“It’s a very difficult process right now,” said Shala Gafary, managing attorney for the Afghan Legal Assistance project at Human Rights First. Getting to neighboring Pakistan requires money and a visa — and making it past the Taliban, who rights groups have accused of targeting people associated with the United States.
“You can imagine a mom with a couple of small kids. How is she supposed to get to Pakistan when the Taliban is not allowing women to travel by themselves without being accompanied by a male guardian?” Gafary said.
Biden administration officials were quick to counter their critics by pointing to the mammoth evacuation effort undertaken as the United States exited Afghanistan. “We are proud to have welcomed more than 78,000 Afghans in the United States since August 2021,” the State Department spokesperson said. “Our commitment to resettling Afghans — particularly those who served on behalf of the U.S. effort in Afghanistan — remains steadfast.”

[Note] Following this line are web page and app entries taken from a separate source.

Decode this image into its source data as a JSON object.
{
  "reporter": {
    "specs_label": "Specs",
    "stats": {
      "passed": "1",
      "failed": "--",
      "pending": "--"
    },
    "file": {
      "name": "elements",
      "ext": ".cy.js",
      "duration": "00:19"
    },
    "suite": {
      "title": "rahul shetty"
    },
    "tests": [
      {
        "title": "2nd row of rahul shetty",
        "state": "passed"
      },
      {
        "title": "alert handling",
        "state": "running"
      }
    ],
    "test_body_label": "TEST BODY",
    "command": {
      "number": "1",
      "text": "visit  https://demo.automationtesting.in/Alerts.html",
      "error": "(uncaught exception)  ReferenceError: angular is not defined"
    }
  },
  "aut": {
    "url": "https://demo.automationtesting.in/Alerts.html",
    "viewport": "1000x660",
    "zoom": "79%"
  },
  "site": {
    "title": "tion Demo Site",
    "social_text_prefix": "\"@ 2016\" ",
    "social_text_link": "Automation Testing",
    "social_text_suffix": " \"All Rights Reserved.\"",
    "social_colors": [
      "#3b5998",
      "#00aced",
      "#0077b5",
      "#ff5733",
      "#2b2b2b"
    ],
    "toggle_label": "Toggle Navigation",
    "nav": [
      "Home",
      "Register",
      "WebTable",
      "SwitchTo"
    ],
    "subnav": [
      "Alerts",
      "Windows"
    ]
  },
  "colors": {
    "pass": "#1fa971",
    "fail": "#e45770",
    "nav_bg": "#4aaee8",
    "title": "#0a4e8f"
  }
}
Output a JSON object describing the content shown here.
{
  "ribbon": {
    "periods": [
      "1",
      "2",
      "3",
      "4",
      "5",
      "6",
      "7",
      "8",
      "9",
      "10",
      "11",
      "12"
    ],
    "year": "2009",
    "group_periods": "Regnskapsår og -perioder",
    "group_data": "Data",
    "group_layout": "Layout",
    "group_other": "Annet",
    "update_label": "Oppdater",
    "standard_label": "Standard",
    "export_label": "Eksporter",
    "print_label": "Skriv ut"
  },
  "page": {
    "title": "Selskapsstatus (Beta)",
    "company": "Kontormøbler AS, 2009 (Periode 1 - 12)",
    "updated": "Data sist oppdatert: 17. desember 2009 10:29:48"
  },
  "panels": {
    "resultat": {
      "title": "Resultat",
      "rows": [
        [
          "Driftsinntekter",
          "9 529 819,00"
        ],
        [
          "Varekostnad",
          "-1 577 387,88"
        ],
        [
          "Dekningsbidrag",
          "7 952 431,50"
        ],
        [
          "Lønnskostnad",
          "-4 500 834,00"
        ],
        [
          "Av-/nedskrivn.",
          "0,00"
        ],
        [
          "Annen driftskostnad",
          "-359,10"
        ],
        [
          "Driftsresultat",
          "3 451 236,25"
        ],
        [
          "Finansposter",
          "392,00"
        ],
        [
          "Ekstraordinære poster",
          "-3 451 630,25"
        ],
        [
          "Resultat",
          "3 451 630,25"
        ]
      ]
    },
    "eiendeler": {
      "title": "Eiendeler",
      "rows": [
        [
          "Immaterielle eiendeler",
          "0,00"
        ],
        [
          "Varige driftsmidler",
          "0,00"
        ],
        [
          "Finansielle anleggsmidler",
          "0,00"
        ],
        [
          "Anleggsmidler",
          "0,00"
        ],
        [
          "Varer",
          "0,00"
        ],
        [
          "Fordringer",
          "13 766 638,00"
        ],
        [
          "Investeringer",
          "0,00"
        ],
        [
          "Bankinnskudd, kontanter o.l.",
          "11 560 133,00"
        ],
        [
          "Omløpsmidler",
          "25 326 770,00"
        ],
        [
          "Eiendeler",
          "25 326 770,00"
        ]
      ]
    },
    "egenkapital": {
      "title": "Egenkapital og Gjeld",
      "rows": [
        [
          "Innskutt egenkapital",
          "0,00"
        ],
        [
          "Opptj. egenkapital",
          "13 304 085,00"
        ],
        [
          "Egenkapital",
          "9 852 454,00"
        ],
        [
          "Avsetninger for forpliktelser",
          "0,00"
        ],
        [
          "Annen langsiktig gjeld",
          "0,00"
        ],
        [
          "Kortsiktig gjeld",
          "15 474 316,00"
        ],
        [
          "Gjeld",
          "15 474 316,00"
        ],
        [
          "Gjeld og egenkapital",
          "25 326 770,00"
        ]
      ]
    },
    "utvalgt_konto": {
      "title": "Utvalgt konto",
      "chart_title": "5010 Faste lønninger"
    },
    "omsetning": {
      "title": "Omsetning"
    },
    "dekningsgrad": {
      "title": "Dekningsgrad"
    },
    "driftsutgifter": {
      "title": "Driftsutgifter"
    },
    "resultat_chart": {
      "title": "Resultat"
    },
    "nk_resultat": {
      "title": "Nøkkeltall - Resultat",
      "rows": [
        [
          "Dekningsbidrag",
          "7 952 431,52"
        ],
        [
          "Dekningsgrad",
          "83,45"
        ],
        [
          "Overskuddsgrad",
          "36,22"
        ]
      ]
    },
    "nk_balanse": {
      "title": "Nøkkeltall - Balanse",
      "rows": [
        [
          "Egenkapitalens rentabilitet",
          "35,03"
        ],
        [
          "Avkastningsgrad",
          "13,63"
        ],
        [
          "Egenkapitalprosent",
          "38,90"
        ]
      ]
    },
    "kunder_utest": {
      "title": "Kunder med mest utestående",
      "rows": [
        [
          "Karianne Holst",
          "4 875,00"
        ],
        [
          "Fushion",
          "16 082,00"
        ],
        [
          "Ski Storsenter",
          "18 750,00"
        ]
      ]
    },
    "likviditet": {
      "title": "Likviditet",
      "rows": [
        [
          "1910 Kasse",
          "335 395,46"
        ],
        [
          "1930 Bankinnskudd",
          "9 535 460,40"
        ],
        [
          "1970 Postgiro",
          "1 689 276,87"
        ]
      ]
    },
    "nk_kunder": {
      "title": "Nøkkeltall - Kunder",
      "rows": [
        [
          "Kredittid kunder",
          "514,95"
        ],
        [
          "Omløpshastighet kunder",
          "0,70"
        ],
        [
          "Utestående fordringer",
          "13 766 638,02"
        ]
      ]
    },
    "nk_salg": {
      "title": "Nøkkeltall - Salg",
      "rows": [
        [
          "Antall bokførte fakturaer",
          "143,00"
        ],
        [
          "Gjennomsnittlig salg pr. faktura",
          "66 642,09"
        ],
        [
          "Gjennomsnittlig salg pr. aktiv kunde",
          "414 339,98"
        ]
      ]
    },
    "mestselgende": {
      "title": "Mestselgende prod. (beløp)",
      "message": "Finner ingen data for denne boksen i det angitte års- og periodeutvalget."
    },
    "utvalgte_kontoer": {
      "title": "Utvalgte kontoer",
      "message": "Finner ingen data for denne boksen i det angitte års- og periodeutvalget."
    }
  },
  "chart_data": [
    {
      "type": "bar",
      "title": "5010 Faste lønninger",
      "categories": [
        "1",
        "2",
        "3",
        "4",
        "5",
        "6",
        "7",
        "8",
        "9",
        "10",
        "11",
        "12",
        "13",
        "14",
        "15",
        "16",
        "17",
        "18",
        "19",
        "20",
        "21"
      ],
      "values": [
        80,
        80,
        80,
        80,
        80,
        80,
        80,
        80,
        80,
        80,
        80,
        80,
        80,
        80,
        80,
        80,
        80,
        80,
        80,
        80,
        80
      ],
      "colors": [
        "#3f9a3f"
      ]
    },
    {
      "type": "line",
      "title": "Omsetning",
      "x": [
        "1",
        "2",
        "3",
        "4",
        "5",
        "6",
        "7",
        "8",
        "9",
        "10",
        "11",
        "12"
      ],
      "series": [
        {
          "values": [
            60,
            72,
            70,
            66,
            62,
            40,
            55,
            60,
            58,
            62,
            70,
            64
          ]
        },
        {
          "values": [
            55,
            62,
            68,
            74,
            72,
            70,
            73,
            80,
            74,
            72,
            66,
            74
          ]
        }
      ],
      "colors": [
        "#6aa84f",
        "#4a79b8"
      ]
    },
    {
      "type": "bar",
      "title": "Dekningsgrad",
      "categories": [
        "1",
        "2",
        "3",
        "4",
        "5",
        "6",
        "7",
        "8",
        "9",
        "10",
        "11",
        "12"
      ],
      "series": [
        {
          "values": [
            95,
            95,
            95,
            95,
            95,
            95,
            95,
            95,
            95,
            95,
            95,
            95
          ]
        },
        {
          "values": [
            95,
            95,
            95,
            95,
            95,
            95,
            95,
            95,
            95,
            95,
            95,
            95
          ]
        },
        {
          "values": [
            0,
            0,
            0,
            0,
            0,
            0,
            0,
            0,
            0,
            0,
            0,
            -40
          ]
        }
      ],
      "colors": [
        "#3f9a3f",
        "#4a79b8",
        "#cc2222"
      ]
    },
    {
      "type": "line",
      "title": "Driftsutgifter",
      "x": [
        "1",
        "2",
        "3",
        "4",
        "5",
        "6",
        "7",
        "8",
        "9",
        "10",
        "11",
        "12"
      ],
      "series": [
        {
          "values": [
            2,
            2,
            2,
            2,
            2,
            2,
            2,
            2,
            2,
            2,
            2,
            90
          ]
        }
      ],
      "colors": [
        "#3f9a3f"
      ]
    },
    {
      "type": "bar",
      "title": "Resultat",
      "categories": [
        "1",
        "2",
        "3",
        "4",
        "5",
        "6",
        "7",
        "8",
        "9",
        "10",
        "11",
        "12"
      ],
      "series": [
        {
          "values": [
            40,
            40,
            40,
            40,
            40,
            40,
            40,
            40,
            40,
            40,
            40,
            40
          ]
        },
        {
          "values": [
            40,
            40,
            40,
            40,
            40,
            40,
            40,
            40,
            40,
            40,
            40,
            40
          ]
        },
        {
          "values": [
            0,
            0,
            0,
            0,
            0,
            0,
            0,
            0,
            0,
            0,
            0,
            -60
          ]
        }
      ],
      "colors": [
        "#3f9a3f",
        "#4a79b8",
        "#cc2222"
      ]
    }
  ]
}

Advocates contend the administration has an obligation to rescue more, saying the U.S. exit from Afghanistan was so poorly planned and executed that thousands under grave threat from the Taliban couldn’t make it inside Kabul’s airport as the evacuation was underway. Others, including many Afghan military pilots, escaped but now are in the United States without their spouses or children.
Humanitarian parole applications have become the go-to move for those left behind because there weren’t any other viable options, advocates said. That the Biden administration created Uniting for Ukraine “for a population that has, let’s be honest, a lot of options … feels like a slap in the face,” Gafary said.